TASK STATEMENT
Look through the records below, and whenever a line contains "label", copy it.

SUPPLIED MATERIAL
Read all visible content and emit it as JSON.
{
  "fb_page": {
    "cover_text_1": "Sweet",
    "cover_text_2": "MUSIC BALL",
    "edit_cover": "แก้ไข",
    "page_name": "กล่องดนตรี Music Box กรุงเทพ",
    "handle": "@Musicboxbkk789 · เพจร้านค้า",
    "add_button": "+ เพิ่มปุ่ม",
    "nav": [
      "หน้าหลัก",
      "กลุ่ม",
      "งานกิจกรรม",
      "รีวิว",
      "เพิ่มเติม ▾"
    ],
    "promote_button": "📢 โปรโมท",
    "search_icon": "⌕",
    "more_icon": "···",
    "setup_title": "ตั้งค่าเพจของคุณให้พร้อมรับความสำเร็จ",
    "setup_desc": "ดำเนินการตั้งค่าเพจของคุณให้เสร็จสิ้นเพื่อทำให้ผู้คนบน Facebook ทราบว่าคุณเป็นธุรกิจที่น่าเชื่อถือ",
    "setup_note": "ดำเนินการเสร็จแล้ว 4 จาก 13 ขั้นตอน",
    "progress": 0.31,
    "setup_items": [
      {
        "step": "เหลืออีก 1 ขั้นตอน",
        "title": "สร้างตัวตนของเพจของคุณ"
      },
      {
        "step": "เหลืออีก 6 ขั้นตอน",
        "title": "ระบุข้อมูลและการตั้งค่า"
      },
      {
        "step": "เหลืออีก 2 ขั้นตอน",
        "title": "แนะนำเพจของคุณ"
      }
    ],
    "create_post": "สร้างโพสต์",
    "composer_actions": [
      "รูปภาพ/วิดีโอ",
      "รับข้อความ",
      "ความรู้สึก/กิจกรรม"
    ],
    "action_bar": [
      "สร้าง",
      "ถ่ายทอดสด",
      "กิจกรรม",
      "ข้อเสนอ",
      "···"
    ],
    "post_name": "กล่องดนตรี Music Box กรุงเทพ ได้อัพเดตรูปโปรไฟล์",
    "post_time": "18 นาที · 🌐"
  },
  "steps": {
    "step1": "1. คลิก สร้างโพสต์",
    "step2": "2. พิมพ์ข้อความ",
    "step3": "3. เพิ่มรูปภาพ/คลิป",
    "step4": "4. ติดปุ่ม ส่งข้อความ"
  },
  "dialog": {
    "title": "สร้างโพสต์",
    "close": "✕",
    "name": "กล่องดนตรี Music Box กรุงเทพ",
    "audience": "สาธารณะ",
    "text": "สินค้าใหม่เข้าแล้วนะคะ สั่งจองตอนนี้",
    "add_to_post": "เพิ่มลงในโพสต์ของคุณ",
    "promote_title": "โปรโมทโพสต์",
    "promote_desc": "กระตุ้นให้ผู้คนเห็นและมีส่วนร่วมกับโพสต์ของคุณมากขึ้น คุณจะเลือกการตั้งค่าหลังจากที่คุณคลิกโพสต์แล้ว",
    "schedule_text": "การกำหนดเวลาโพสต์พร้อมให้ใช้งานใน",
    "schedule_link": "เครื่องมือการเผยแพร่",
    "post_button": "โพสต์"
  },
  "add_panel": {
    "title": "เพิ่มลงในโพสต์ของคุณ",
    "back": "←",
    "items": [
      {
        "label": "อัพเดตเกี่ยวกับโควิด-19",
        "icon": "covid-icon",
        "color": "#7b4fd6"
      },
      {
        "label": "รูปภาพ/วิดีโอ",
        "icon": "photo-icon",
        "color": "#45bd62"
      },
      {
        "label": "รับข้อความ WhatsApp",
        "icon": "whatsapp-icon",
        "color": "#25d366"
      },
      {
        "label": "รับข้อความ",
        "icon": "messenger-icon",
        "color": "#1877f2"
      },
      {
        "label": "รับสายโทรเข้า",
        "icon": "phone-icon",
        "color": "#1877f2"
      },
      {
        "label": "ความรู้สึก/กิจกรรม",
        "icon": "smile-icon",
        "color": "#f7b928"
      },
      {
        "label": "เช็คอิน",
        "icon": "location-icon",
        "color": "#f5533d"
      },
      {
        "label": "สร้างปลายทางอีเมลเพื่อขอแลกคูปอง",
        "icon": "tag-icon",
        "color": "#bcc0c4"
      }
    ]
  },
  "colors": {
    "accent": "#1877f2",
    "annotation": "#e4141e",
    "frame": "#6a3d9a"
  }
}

EXPECTED ANSWER
        "label": "อัพเดตเกี่ยวกับโควิด-19",
        "label": "รูปภาพ/วิดีโอ",
        "label": "รับข้อความ WhatsApp",
        "label": "รับข้อความ",
        "label": "รับสายโทรเข้า",
        "label": "ความรู้สึก/กิจกรรม",
        "label": "เช็คอิน",
        "label": "สร้างปลายทางอีเมลเพื่อขอแลกคูปอง",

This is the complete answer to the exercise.